Over this past week, the Indian capital of Delhi has been home to violence between Hindus and Muslims with a rising death toll each day. Eviane Leidig shows not only how this is the most recent manifestation of a legacy of right-wing extremist activity in India, but also that the response of global far right actors suggest a more disturbing connection between the extreme right in India and the West.
Conspiracy theories have been crucial in the radicalization process of the perpetrator of the Hanau-attack in Germany. Terje Emberland suggests that they were not only important on a political level but also, and perhaps most importantly, on a personal level – as they can help explain why individuals decide to engage in political violence.
On February 19th, a 43-year-old German man carried out a far-right terror attack in the city of Hanau, in central Germany. He shot nine people at two locations in the city centre, as well as his own mother before committing suicide. He left a lengthy manifesto outlining his anti-migrant and racist worldview. In a month marked by the breaking of the country's long-enduring political ‘cordon-sanitaire’ , coupled with evidence of extensive far-right terrorist mobilisation and its most deadly terror attack since 1980, it is clear that Germany’s institutions are at a critical juncture in the struggle against right-wing extremism.

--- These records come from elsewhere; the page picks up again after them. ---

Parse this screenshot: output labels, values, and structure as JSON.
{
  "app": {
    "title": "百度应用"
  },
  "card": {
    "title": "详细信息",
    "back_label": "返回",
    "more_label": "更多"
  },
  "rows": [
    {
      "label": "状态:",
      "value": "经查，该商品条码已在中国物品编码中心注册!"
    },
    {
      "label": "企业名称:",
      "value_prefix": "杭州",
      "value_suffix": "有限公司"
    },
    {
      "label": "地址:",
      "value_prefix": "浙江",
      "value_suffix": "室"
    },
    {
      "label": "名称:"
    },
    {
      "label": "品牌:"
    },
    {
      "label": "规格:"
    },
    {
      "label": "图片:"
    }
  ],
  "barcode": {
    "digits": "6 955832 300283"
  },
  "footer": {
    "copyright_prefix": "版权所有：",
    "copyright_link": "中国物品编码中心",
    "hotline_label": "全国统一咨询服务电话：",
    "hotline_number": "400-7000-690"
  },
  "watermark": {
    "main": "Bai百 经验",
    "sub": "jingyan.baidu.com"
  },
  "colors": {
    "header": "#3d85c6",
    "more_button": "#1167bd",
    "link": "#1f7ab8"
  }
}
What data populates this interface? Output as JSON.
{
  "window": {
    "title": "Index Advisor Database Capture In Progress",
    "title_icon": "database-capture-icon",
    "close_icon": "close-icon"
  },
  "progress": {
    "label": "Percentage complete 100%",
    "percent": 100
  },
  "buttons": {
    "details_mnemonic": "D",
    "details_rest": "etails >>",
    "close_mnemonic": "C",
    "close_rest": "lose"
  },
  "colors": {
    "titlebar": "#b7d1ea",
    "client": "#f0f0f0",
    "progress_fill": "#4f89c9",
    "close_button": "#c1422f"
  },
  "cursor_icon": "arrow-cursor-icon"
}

In the aftermath of the festive month, Dutch PhD candidate Iris Beau Segers looks back on the annually recurring issue of Black Pete in the Netherlands, whose blackfaced appearance has been at the heart of a controversial public debate for almost a decade.
The RTV trend report recently published by C-REX shows that, since the 1990s, severe forms of right-wing terrorism and violence in Western Europe have decreased, particularly gang-related and unorganized forms of violence. Today, so-called ‘lone actors’ carry out most of the violence, a trend that has been reinforced by the emergence of various online platforms.
What makes people translate their thoughts and feelings into action? With hate crimes against asylum seekers on the rise across Europe, this question has become increasingly relevant today. C-REX affiliate scholar Iris Segers argues that we need to look more closely at protesting communities, and engage with their stories, in order to understand what drives mobilization against asylum seekers across Western Europe.
The report «Mixing Logics: Multiagency Approaches for Countering Violent Extremism” is authored by Jennie Sivenbring and Robin Andersson Malmros of the Segerstedt Institute of Gothenburg University.
As far right politics is becoming an ever bigger part of mainstream politics, opponents and scholars of the far right have to leave their 20th century thinking behind and critically review their received wisdom. What might have been true in the 1990s, might no longer be true today. Taboos have been broken, preferences have shifted, and the broader political context has become much more accepting to far right politics and politicians.
The ECPR Standing Group on Extremism & Democracy invites applications for the upcoming Summer School on ‘Concepts and Methods for Research on Far-Right Politics’, which will be held at the Centre for Research on Extremism (C-REX), University of Oslo, from Monday 29 June to Friday 3 July 2020.
How can analysis of ‘credibility contests’ help us understand where and when anti-minority activism is more likely to gain momentum? Joel Busher, Gareth Harris and Graham Macklin draw on their recent research to provide some pointers.